Yes your right, its that time of year again, the shooting season is once more upon us and I'm really looking forward to this year for I have some young dogs who will be out with me for the first time. Both Labradors and Spaniels they will be joining the working pack and I will be anxious as to how they shape up in the real world. The first outings as I have said previously are so important to a young dog. I have often come across people who brag about how they had Fido out shooting with them at so many months old! I cringe inwardly when I hear this for experience has taught me that they are certainly treading on thin ice. Young shooting dogs are in danger of becoming over excited leading to all sorts of problems which giving tongue (making a noise) is one. I am paranoid about this for there is nothing worse than having a dog on the shooting field which is vocal. Even a slight whinge drives me to distraction and of course in Field Trialling it is an eliminating fault. I am a great believer in letting dogs have their puppy hood.

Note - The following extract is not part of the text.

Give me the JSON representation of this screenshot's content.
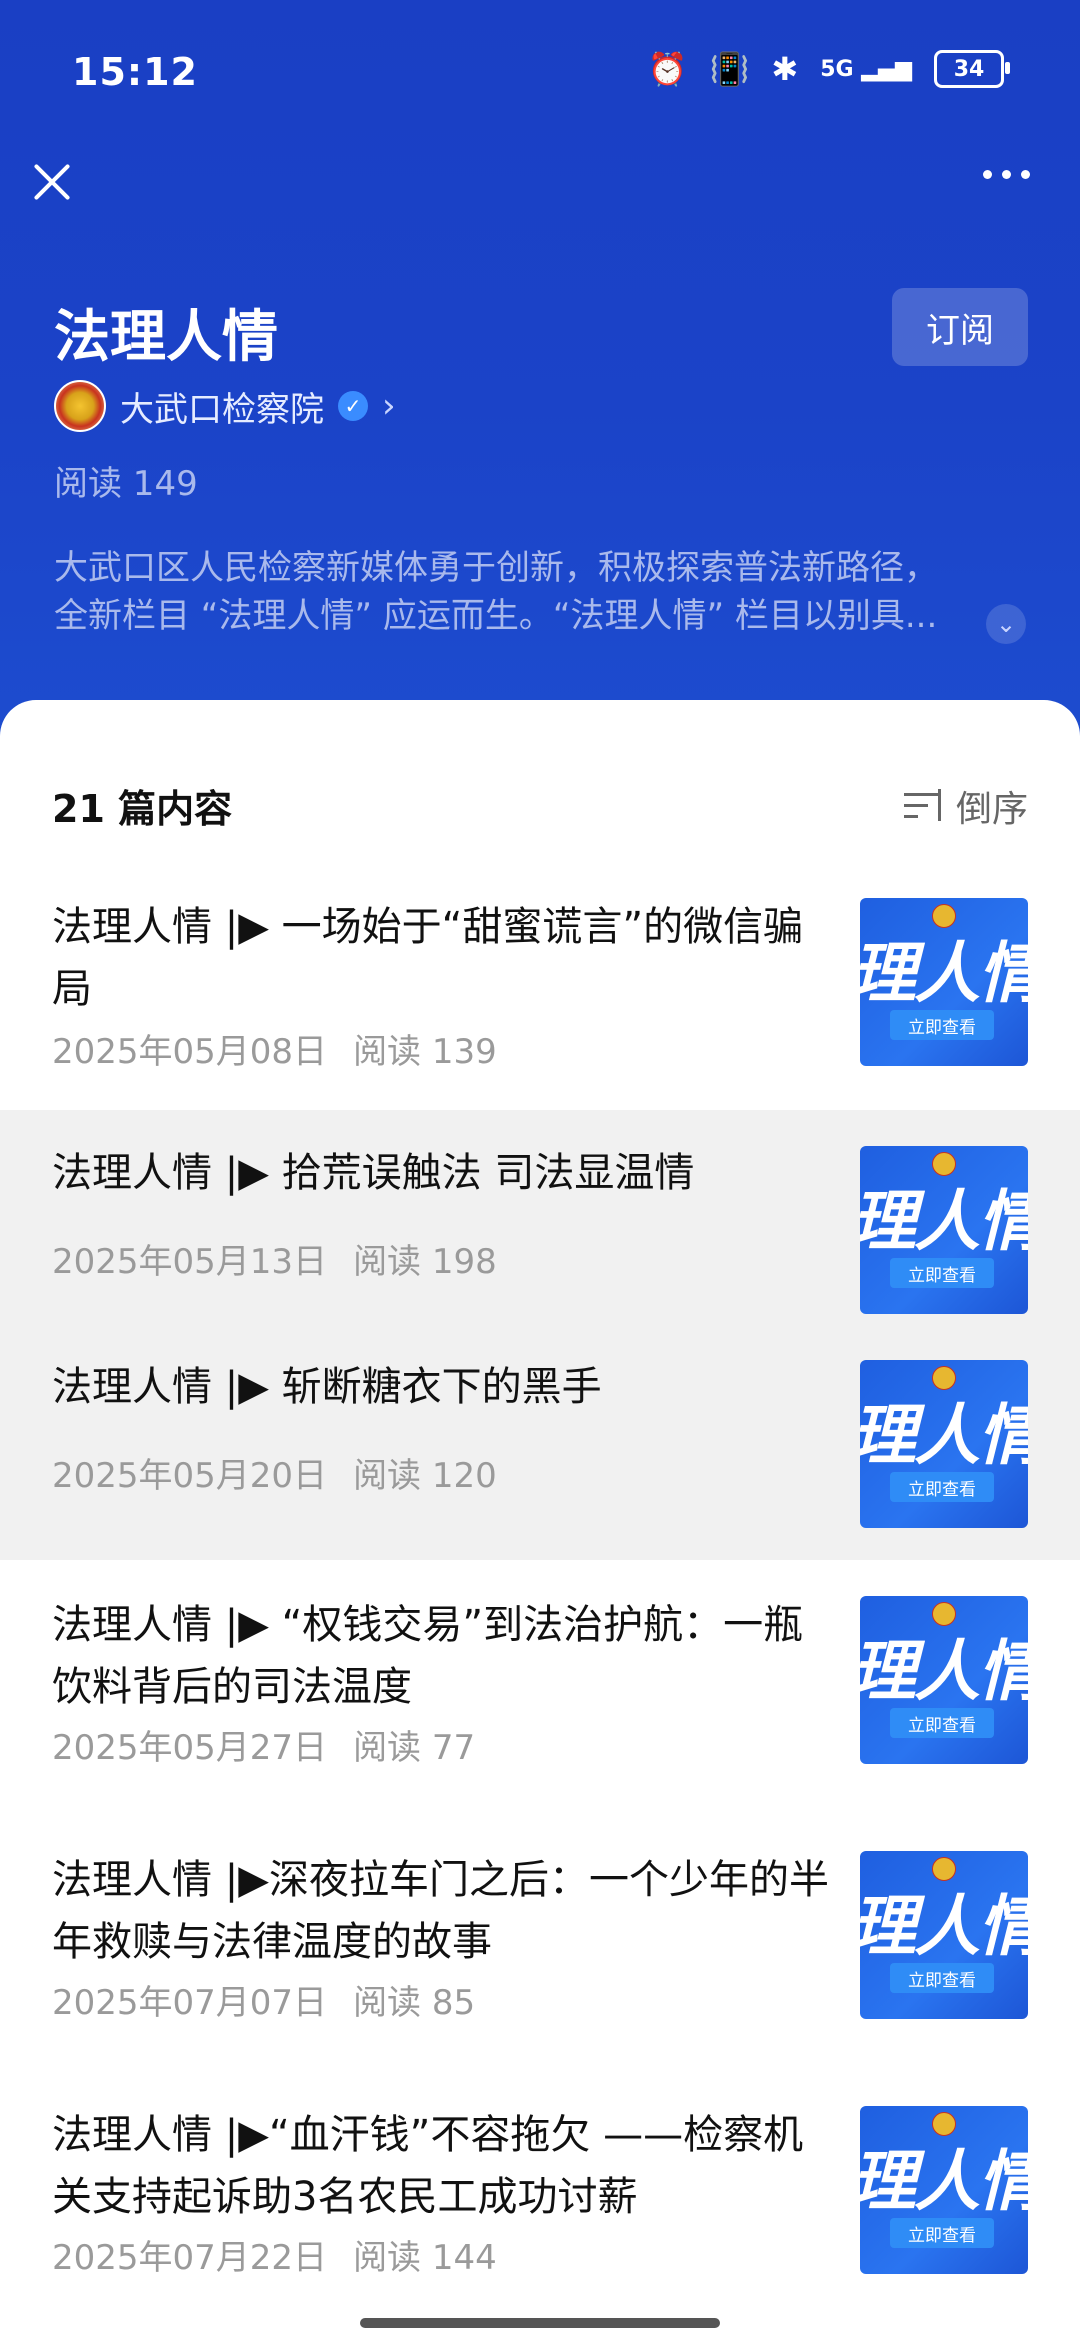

Noise is a strange phenomena in gundogs. Dogs can be quiet around the kennel but give tongue while working and quiet while working but then noisy around the kennel.
I have a friend - lets call him John. I have known John for about eight years, he currently has 4 spaniels all from different breeding and all make a noise whilst working! His Labradors (he has 3) are also very whiney. Now John is an intelligent man university educated who runs his own very successful business - obviously the noise from his dogs has been handler induced and is not due to any genetic fault. So what has gone wrong I have watched John with a new pup where everything starts well with some play training to begin with but by the time the pup is eight to ten months old more pressure has been put upon the youngster until tension builds within the young mind and sure enough the noise begins. I have tried repeatedly to tell him to ease off with his regimented approach. Noise whilst working is due to internal conflict building up to such a level that the release comes in the form of noise. Cockers are notorious for this as they are very precocious in their learning and the inexperienced handler is therefore tempted to push on with the training gradually and sometimes inadvertently putting more and more pressure on the young dogs mind which sooner rather than later will react. Just because you can do something doesn't mean to say you should!
When you think that the average gundog will give eight to ten years faithful service it is really quite prudent to take your time and gradually introduce them to their working environment. The young dogs that I shall have out for the first time this year will be no younger than eighteen months old. Some will be slightly older and I shall be watching them most carefully for signs of tension and their ability to cope with it.